== Dataset extract ==
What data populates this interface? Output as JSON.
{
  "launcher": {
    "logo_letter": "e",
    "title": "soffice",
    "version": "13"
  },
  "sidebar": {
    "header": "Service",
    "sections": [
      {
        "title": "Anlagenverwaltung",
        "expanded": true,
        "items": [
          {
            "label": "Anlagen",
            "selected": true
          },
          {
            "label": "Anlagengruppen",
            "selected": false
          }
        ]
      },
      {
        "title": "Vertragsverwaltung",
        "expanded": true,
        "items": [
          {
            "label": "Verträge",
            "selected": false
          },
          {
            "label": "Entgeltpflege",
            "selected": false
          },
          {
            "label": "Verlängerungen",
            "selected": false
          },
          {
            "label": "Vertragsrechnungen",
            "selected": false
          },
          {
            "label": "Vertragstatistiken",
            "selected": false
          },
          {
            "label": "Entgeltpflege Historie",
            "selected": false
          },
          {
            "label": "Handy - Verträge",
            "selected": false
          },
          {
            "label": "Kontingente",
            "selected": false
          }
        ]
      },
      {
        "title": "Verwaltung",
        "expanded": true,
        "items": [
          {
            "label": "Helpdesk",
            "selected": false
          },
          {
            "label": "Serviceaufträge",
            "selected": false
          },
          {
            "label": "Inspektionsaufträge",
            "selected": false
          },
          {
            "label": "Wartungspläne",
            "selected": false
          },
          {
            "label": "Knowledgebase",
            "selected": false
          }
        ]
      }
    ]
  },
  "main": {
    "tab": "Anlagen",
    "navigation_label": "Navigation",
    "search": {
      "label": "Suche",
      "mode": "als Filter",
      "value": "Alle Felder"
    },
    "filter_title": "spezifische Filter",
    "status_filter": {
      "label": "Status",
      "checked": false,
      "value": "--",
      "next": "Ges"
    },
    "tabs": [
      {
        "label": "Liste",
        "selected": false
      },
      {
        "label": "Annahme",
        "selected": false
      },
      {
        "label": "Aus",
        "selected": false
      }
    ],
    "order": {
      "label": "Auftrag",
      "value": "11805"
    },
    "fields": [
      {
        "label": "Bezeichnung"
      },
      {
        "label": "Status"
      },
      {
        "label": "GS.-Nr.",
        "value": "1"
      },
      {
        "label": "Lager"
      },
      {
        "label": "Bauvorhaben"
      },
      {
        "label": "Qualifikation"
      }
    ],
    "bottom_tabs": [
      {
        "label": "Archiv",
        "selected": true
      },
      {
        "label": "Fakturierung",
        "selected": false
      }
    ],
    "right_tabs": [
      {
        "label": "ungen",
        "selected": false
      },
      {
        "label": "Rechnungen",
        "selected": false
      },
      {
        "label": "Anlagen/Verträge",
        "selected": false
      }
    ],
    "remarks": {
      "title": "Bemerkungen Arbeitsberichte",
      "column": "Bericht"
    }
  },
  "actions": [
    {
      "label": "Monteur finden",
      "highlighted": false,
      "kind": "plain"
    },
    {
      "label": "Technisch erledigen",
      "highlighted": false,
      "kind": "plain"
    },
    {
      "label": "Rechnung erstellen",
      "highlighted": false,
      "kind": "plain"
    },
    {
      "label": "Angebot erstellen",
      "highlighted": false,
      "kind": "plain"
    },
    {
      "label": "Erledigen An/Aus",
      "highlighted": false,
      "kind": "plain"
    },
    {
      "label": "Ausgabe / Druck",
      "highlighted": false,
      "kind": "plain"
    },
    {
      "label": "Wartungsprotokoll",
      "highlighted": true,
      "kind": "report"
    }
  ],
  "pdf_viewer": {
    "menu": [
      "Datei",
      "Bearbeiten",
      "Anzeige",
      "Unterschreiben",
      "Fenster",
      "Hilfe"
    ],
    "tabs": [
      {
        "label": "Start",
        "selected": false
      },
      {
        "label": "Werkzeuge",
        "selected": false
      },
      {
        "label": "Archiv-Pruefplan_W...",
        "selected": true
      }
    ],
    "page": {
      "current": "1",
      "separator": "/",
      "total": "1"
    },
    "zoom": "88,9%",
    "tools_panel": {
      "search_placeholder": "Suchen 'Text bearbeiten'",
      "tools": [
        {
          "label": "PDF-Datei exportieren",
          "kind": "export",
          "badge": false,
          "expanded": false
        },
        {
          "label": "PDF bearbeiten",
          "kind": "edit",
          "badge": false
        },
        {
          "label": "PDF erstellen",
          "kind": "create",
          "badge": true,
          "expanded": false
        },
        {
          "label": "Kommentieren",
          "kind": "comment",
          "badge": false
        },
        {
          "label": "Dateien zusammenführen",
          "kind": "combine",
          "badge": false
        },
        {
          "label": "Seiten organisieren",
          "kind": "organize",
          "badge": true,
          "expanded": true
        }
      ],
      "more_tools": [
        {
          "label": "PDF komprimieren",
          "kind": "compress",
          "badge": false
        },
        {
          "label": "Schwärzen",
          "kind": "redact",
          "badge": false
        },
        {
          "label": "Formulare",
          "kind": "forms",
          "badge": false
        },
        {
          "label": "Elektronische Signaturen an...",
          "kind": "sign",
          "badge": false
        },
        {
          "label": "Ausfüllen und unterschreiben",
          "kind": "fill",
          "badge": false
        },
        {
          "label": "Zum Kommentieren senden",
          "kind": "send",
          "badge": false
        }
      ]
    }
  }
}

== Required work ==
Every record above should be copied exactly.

== Answer to this task ==
What data populates this interface? Output as JSON.
{
  "launcher": {
    "logo_letter": "e",
    "title": "soffice",
    "version": "13"
  },
  "sidebar": {
    "header": "Service",
    "sections": [
      {
        "title": "Anlagenverwaltung",
        "expanded": true,
        "items": [
          {
            "label": "Anlagen",
            "selected": true
          },
          {
            "label": "Anlagengruppen",
            "selected": false
          }
        ]
      },
      {
        "title": "Vertragsverwaltung",
        "expanded": true,
        "items": [
          {
            "label": "Verträge",
            "selected": false
          },
          {
            "label": "Entgeltpflege",
            "selected": false
          },
          {
            "label": "Verlängerungen",
            "selected": false
          },
          {
            "label": "Vertragsrechnungen",
            "selected": false
          },
          {
            "label": "Vertragstatistiken",
            "selected": false
          },
          {
            "label": "Entgeltpflege Historie",
            "selected": false
          },
          {
            "label": "Handy - Verträge",
            "selected": false
          },
          {
            "label": "Kontingente",
            "selected": false
          }
        ]
      },
      {
        "title": "Verwaltung",
        "expanded": true,
        "items": [
          {
            "label": "Helpdesk",
            "selected": false
          },
          {
            "label": "Serviceaufträge",
            "selected": false
          },
          {
            "label": "Inspektionsaufträge",
            "selected": false
          },
          {
            "label": "Wartungspläne",
            "selected": false
          },
          {
            "label": "Knowledgebase",
            "selected": false
          }
        ]
      }
    ]
  },
  "main": {
    "tab": "Anlagen",
    "navigation_label": "Navigation",
    "search": {
      "label": "Suche",
      "mode": "als Filter",
      "value": "Alle Felder"
    },
    "filter_title": "spezifische Filter",
    "status_filter": {
      "label": "Status",
      "checked": false,
      "value": "--",
      "next": "Ges"
    },
    "tabs": [
      {
        "label": "Liste",
        "selected": false
      },
      {
        "label": "Annahme",
        "selected": false
      },
      {
        "label": "Aus",
        "selected": false
      }
    ],
    "order": {
      "label": "Auftrag",
      "value": "11805"
    },
    "fields": [
      {
        "label": "Bezeichnung"
      },
      {
        "label": "Status"
      },
      {
        "label": "GS.-Nr.",
        "value": "1"
      },
      {
        "label": "Lager"
      },
      {
        "label": "Bauvorhaben"
      },
      {
        "label": "Qualifikation"
      }
    ],
    "bottom_tabs": [
      {
        "label": "Archiv",
        "selected": true
      },
      {
        "label": "Fakturierung",
        "selected": false
      }
    ],
    "right_tabs": [
      {
        "label": "ungen",
        "selected": false
      },
      {
        "label": "Rechnungen",
        "selected": false
      },
      {
        "label": "Anlagen/Verträge",
        "selected": false
      }
    ],
    "remarks": {
      "title": "Bemerkungen Arbeitsberichte",
      "column": "Bericht"
    }
  },
  "actions": [
    {
      "label": "Monteur finden",
      "highlighted": false,
      "kind": "plain"
    },
    {
      "label": "Technisch erledigen",
      "highlighted": false,
      "kind": "plain"
    },
    {
      "label": "Rechnung erstellen",
      "highlighted": false,
      "kind": "plain"
    },
    {
      "label": "Angebot erstellen",
      "highlighted": false,
      "kind": "plain"
    },
    {
      "label": "Erledigen An/Aus",
      "highlighted": false,
      "kind": "plain"
    },
    {
      "label": "Ausgabe / Druck",
      "highlighted": false,
      "kind": "plain"
    },
    {
      "label": "Wartungsprotokoll",
      "highlighted": true,
      "kind": "report"
    }
  ],
  "pdf_viewer": {
    "menu": [
      "Datei",
      "Bearbeiten",
      "Anzeige",
      "Unterschreiben",
      "Fenster",
      "Hilfe"
    ],
    "tabs": [
      {
        "label": "Start",
        "selected": false
      },
      {
        "label": "Werkzeuge",
        "selected": false
      },
      {
        "label": "Archiv-Pruefplan_W...",
        "selected": true
      }
    ],
    "page": {
      "current": "1",
      "separator": "/",
      "total": "1"
    },
    "zoom": "88,9%",
    "tools_panel": {
      "search_placeholder": "Suchen 'Text bearbeiten'",
      "tools": [
        {
          "label": "PDF-Datei exportieren",
          "kind": "export",
          "badge": false,
          "expanded": false
        },
        {
          "label": "PDF bearbeiten",
          "kind": "edit",
          "badge": false
        },
        {
          "label": "PDF erstellen",
          "kind": "create",
          "badge": true,
          "expanded": false
        },
        {
          "label": "Kommentieren",
          "kind": "comment",
          "badge": false
        },
        {
          "label": "Dateien zusammenführen",
          "kind": "combine",
          "badge": false
        },
        {
          "label": "Seiten organisieren",
          "kind": "organize",
          "badge": true,
          "expanded": true
        }
      ],
      "more_tools": [
        {
          "label": "PDF komprimieren",
          "kind": "compress",
          "badge": false
        },
        {
          "label": "Schwärzen",
          "kind": "redact",
          "badge": false
        },
        {
          "label": "Formulare",
          "kind": "forms",
          "badge": false
        },
        {
          "label": "Elektronische Signaturen an...",
          "kind": "sign",
          "badge": false
        },
        {
          "label": "Ausfüllen und unterschreiben",
          "kind": "fill",
          "badge": false
        },
        {
          "label": "Zum Kommentieren senden",
          "kind": "send",
          "badge": false
        }
      ]
    }
  }
}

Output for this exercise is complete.